“Creative potential is all too often held captive by misconceptions. Burkus tackles the myths head on and digs into the true underpinnings of creative insight. It turns out that great ideas are within your grasp as soon as you take the reins. Read this book to free yourself of the myths and assumptions that burden your true creative potential.”
—Scott Belsky, author of Making Ideas Happen and cofounder of Behance
“Through rigorous research and engaging stories, Burkus debunks the myths of creativity and illuminates a creative process that makes ingenuity accessible to all. If you seek a more innovative company, The Myths of Creativity is a brilliant find.”
—Liz Wiseman, author of Rookie Smarts: Why Learning Beats Knowing in the New Game of Work

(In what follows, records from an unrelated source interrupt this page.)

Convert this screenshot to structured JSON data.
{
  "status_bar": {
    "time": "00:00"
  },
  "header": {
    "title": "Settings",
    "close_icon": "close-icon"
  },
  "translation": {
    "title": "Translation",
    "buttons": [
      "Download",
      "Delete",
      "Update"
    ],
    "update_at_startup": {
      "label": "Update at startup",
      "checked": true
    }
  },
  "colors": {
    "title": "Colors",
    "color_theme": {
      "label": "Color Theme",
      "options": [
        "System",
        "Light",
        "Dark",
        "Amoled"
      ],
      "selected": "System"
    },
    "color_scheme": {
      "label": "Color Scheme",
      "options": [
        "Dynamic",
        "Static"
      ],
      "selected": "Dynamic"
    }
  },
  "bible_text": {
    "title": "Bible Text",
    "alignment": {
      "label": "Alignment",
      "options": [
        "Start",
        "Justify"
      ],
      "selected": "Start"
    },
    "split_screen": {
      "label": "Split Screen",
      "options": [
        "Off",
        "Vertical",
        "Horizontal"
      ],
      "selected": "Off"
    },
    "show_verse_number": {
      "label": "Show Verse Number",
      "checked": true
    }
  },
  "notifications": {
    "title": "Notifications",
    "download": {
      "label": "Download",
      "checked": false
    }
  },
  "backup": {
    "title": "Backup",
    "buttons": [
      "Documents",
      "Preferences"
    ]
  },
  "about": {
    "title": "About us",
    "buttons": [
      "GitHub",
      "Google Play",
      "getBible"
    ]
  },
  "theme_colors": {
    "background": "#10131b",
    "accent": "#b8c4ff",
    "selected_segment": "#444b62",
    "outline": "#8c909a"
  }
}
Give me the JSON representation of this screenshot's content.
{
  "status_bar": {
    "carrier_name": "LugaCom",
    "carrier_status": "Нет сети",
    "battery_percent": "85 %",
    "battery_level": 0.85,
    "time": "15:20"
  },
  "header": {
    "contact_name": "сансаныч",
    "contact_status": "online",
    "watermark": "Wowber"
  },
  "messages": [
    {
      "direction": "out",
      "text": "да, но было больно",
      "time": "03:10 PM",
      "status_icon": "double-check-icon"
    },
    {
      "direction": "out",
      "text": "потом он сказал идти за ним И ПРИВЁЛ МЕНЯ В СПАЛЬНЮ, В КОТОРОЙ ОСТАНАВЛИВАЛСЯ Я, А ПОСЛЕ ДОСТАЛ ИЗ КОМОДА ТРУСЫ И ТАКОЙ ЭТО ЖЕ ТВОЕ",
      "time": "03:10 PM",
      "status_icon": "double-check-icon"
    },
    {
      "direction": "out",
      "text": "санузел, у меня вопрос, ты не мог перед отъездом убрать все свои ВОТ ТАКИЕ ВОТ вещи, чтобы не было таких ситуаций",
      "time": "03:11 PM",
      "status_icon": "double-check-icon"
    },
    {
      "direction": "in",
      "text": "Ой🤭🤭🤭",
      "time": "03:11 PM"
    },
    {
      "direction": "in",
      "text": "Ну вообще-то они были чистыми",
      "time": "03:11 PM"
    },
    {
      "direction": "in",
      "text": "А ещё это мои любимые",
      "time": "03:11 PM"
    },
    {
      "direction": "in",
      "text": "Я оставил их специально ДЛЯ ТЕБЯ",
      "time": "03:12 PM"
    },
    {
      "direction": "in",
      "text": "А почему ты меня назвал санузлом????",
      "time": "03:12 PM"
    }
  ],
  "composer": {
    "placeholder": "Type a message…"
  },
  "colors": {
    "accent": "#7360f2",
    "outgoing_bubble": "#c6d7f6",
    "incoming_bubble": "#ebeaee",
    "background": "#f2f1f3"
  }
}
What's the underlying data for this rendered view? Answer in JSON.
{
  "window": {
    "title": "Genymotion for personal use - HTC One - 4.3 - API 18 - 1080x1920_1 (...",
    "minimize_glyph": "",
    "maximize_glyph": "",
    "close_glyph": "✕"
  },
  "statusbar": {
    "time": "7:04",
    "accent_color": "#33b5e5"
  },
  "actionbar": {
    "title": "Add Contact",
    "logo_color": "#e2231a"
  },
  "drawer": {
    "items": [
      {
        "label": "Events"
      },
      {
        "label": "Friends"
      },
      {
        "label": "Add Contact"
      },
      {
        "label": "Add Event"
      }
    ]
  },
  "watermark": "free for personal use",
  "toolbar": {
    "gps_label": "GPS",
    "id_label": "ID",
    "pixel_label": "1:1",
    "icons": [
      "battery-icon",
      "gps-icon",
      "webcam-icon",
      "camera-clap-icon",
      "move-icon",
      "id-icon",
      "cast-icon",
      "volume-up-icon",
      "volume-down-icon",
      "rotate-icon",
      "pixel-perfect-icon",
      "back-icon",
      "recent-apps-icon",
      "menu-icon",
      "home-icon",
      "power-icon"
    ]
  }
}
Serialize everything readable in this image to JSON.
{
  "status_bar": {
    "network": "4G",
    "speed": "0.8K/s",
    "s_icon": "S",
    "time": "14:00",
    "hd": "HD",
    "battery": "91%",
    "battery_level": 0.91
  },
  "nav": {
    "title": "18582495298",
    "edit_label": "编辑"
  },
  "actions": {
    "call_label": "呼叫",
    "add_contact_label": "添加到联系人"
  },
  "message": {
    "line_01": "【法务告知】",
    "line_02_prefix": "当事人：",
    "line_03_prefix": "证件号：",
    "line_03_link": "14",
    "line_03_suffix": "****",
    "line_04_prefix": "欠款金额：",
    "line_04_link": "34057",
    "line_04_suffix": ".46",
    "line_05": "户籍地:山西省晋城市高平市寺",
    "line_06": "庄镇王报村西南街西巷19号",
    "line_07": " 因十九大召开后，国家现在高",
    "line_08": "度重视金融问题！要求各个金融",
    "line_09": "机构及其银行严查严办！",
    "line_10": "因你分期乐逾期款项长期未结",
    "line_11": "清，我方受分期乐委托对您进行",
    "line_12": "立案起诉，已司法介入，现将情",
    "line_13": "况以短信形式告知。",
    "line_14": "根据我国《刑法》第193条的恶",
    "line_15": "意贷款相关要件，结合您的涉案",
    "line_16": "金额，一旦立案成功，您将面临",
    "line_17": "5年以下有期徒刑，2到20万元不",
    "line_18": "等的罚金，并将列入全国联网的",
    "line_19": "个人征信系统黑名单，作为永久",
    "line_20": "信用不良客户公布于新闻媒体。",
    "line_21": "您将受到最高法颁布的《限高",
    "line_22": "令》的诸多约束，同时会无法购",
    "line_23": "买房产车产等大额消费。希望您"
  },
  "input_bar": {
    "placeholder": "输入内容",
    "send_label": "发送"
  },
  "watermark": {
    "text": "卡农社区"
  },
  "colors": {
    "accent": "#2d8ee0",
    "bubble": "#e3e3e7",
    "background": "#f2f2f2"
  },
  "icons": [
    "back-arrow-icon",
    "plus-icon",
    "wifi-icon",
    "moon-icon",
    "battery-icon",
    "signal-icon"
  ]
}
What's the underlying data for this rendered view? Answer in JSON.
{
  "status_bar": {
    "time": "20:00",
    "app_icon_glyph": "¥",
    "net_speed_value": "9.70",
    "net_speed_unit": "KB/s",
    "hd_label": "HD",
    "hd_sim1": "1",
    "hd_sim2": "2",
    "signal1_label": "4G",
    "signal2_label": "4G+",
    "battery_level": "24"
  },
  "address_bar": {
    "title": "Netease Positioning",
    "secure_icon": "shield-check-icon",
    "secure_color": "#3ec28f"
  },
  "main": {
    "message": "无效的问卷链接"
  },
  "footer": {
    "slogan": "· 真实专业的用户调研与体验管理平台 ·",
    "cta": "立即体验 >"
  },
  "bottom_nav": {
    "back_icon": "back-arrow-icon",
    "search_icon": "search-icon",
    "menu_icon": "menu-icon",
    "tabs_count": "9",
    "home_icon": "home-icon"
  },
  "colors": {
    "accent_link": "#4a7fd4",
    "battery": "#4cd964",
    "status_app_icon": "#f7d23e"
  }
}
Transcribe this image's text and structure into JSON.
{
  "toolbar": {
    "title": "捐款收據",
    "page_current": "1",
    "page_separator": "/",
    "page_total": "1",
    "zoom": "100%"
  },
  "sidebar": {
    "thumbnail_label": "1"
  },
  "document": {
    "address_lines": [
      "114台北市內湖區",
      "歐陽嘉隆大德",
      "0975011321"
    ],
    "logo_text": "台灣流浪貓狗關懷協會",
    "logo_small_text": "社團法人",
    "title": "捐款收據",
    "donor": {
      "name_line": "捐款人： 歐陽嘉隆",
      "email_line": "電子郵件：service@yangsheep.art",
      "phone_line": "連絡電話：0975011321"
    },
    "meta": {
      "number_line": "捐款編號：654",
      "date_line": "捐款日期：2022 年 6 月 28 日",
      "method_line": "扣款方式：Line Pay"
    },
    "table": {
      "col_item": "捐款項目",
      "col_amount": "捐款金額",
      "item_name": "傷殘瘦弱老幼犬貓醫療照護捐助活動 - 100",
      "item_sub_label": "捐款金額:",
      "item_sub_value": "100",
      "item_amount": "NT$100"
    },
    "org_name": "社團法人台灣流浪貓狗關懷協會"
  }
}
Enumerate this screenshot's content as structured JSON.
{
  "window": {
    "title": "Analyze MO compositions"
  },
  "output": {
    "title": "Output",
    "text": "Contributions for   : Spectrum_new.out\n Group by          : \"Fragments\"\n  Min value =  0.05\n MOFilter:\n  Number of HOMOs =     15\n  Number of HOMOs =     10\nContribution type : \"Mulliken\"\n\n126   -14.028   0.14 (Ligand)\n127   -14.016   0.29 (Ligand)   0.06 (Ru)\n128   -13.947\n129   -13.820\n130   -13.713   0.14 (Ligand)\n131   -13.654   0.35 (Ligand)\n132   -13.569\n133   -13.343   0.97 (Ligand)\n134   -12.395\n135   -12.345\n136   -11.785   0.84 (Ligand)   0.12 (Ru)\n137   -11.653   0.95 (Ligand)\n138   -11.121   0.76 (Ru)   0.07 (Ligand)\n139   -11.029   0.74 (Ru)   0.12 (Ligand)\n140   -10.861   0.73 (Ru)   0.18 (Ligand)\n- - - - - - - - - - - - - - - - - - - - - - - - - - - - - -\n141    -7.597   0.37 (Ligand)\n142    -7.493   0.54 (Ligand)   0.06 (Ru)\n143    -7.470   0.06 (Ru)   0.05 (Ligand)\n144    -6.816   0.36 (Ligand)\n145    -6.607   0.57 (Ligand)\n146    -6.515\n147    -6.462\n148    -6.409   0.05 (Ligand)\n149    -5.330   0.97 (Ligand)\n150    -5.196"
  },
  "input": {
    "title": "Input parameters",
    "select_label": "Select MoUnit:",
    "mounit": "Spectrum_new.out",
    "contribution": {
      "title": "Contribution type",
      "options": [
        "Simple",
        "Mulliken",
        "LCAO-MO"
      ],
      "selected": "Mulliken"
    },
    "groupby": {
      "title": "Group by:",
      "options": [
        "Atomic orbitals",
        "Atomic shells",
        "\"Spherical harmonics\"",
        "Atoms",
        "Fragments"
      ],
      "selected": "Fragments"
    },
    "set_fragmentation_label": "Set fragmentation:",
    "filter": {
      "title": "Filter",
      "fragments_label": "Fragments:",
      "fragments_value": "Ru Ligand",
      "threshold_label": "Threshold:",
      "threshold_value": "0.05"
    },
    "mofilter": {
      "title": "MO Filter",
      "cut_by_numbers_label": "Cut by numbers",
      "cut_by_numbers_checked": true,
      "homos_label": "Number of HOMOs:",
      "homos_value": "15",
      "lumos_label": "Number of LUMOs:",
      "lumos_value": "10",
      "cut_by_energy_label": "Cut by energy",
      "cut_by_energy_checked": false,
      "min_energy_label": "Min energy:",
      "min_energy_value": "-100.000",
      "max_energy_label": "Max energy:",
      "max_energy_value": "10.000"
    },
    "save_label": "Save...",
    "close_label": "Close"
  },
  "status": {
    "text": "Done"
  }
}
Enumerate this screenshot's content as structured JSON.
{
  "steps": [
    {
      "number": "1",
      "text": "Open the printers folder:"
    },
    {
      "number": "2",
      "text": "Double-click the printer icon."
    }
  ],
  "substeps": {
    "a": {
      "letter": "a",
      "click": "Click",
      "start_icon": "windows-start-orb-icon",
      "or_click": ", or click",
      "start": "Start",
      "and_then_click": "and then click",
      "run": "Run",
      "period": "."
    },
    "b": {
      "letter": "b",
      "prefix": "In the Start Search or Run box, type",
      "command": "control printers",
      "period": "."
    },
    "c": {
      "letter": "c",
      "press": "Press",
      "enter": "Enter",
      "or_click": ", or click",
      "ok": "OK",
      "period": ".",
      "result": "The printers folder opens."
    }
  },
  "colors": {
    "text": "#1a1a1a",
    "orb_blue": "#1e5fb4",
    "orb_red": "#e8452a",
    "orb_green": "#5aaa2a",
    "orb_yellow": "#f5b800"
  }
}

The Science of Thriving: At Work and In Life was an online conference featuring more than 20 leading scientists and authors including Carol Dweck, Dan Ariely, Adam Grant, Daniel Pink, Sian Beilock, Art Markman, Maria Konnikova, Scott Barry Kaufman and more. Hear some audio clips in post: Thriving In Work and Life: An Online Conference.
Also see my related articles:
Myths of Creativity and Creators – How They Hold Us Back – There are many ongoing myths and ideas about being creative: You need to wait for a flash of inspiration; You need to be a “genius”; Artists are crazy, or at least flaky; You need to be in pain to create, and many more.